Using dogs to sniff out cancer is a growing field of research, and a recent study quantified just how good trained canines can be at detecting the disease.

Photo credit: Shutterstock

Photo credit: Shutterstock

It turns out that when it comes to sensing prostate cancer in urine samples, the dogs were correct 98 percent of the time.

The results presented at the American Urological Association in Florida this week open the door for what the lead author, Dr. Gianluigi Taverna from the Humanitas Research Hospital in Milan, told Reuters is a “reproducible, low cost and non-invasive” test.

“Using dogs to recognize prostate cancer might help reduce the number of unnecessary biopsies and better pinpoint patients at high risk for the disease,” he added.

While humans have about 5 million olfactory cells that allow them to pick up various scents, dogs have about 200 million such cells.

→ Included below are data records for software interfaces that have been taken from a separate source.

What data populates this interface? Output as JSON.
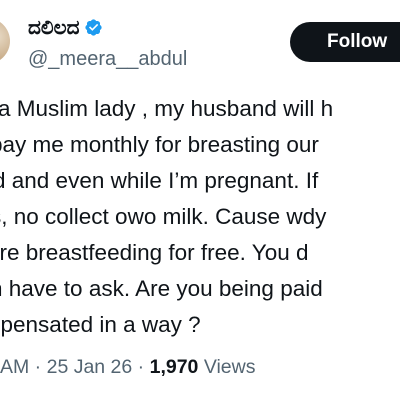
{
  "author": {
    "display_name": "ದಲಿಲದ",
    "handle": "@_meera__abdul",
    "verified_icon": "verified-badge-icon",
    "verified_color": "#1d9bf0"
  },
  "follow_button": {
    "label": "Follow"
  },
  "tweet": {
    "lines": [
      "a Muslim lady , my husband will h",
      "pay me monthly for breasting our",
      "ld and even while I’m pregnant. If",
      "s, no collect owo milk. Cause wdy",
      "are breastfeeding for free. You d",
      "n have to ask.  Are you being paid",
      "npensated in a way ?"
    ]
  },
  "meta": {
    "time": "AM",
    "separator": " · ",
    "date": "25 Jan 26",
    "views_count": "1,970",
    "views_label": " Views"
  },
  "colors": {
    "text_primary": "#0f1419",
    "text_secondary": "#536471",
    "button_bg": "#0f1419",
    "button_text": "#ffffff"
  }
}
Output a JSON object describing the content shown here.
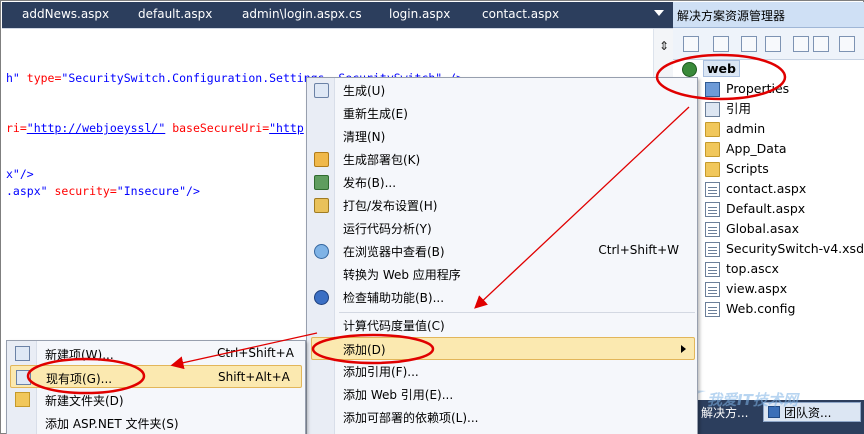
{
  "tabs": [
    "addNews.aspx",
    "default.aspx",
    "admin\\login.aspx.cs",
    "login.aspx",
    "contact.aspx"
  ],
  "editor": {
    "line1": {
      "pre": "h\"",
      "attr": " type=",
      "val": "\"SecuritySwitch.Configuration.Settings, SecuritySwitch\"",
      "post": " />"
    },
    "line2": {
      "pre": "ri=",
      "url": "\"http://webjoeyssl/\"",
      "attr": " baseSecureUri=",
      "url2": "\"http"
    },
    "line3": {
      "text": "x\"/>"
    },
    "line4": {
      "pre": ".aspx\"",
      "attr": " security=",
      "val": "\"Insecure\"",
      "post": "/>"
    }
  },
  "solution_explorer": {
    "title": "解决方案资源管理器",
    "root": "web",
    "items": [
      {
        "label": "Properties",
        "icon": "properties-icon"
      },
      {
        "label": "引用",
        "icon": "references-icon"
      },
      {
        "label": "admin",
        "icon": "folder-icon"
      },
      {
        "label": "App_Data",
        "icon": "folder-icon"
      },
      {
        "label": "Scripts",
        "icon": "folder-icon"
      },
      {
        "label": "contact.aspx",
        "icon": "aspx-file-icon"
      },
      {
        "label": "Default.aspx",
        "icon": "aspx-file-icon"
      },
      {
        "label": "Global.asax",
        "icon": "asax-file-icon"
      },
      {
        "label": "SecuritySwitch-v4.xsd",
        "icon": "xsd-file-icon"
      },
      {
        "label": "top.ascx",
        "icon": "ascx-file-icon"
      },
      {
        "label": "view.aspx",
        "icon": "aspx-file-icon"
      },
      {
        "label": "Web.config",
        "icon": "config-file-icon"
      }
    ],
    "bottom_tab1": "解决方...",
    "bottom_tab2": "团队资..."
  },
  "context_menu": {
    "items": [
      {
        "label": "生成(U)",
        "shortcut": "",
        "icon": "build-icon"
      },
      {
        "label": "重新生成(E)",
        "shortcut": "",
        "icon": ""
      },
      {
        "label": "清理(N)",
        "shortcut": "",
        "icon": ""
      },
      {
        "label": "生成部署包(K)",
        "shortcut": "",
        "icon": "package-icon"
      },
      {
        "label": "发布(B)...",
        "shortcut": "",
        "icon": "publish-icon"
      },
      {
        "label": "打包/发布设置(H)",
        "shortcut": "",
        "icon": "package-settings-icon"
      },
      {
        "label": "运行代码分析(Y)",
        "shortcut": "",
        "icon": ""
      },
      {
        "label": "在浏览器中查看(B)",
        "shortcut": "Ctrl+Shift+W",
        "icon": "browser-icon"
      },
      {
        "label": "转换为 Web 应用程序",
        "shortcut": "",
        "icon": ""
      },
      {
        "label": "检查辅助功能(B)...",
        "shortcut": "",
        "icon": "accessibility-icon"
      },
      {
        "label": "计算代码度量值(C)",
        "shortcut": "",
        "icon": ""
      },
      {
        "label": "添加(D)",
        "shortcut": "",
        "icon": ""
      },
      {
        "label": "添加引用(F)...",
        "shortcut": "",
        "icon": ""
      },
      {
        "label": "添加 Web 引用(E)...",
        "shortcut": "",
        "icon": ""
      },
      {
        "label": "添加可部署的依赖项(L)...",
        "shortcut": "",
        "icon": ""
      }
    ]
  },
  "submenu": {
    "items": [
      {
        "label": "新建项(W)...",
        "shortcut": "Ctrl+Shift+A"
      },
      {
        "label": "现有项(G)...",
        "shortcut": "Shift+Alt+A"
      },
      {
        "label": "新建文件夹(D)",
        "shortcut": ""
      },
      {
        "label": "添加 ASP.NET 文件夹(S)",
        "shortcut": ""
      }
    ]
  },
  "watermark": "我爱IT技术网",
  "colors": {
    "tab_strip": "#2c3e5d",
    "highlight": "#fbe9b0",
    "annotation_red": "#e00000"
  }
}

The study used 677 participants who either had prostate cancer or who were otherwise healthy except for a non-tumor-causing disease or were without prostatic tumors.

Two trained dogs conducted the sniff tests, one dog being 99 percent accurate, the other 97 percent accurate.

“These data show analysis of volatile organic compounds in urine is a promising approach to cancer detection,” Dr. Brian Stork, a urologist with West Shore Urology in Muskegon, Michigan, said in a statement. “The possibility of using dogs identifying cancer is something most would never have considered possible a decade or two ago. It’s an interesting concept that ‘man’s best friend’ could help save your life.”

In other prostate cancer news, research from Cancer Research UK found that this type of cancer could be added to the list of those caused by sexually transmitted diseases, though it’s still to early to know for sure. In the study, the infection known as trichomoniasis was linked to growth of prostate cancer, but researchers have yet to confirm the association.

“This study suggests a possible way the parasite Trichomonas vaginalis could encourage prostate cancer cells to grow and develop more quickly,” Nicola Smith, a health information officer at Cancer Research UK, told BBC. ”But the research was only done in the lab, and previous evidence in patients failed to show a clear link between prostate cancer and this common sexually transmitted infection. There’s been a lot of research into prostate cancer risk and we’re working hard to piece together the puzzle.”

Front page image via Shutterstock.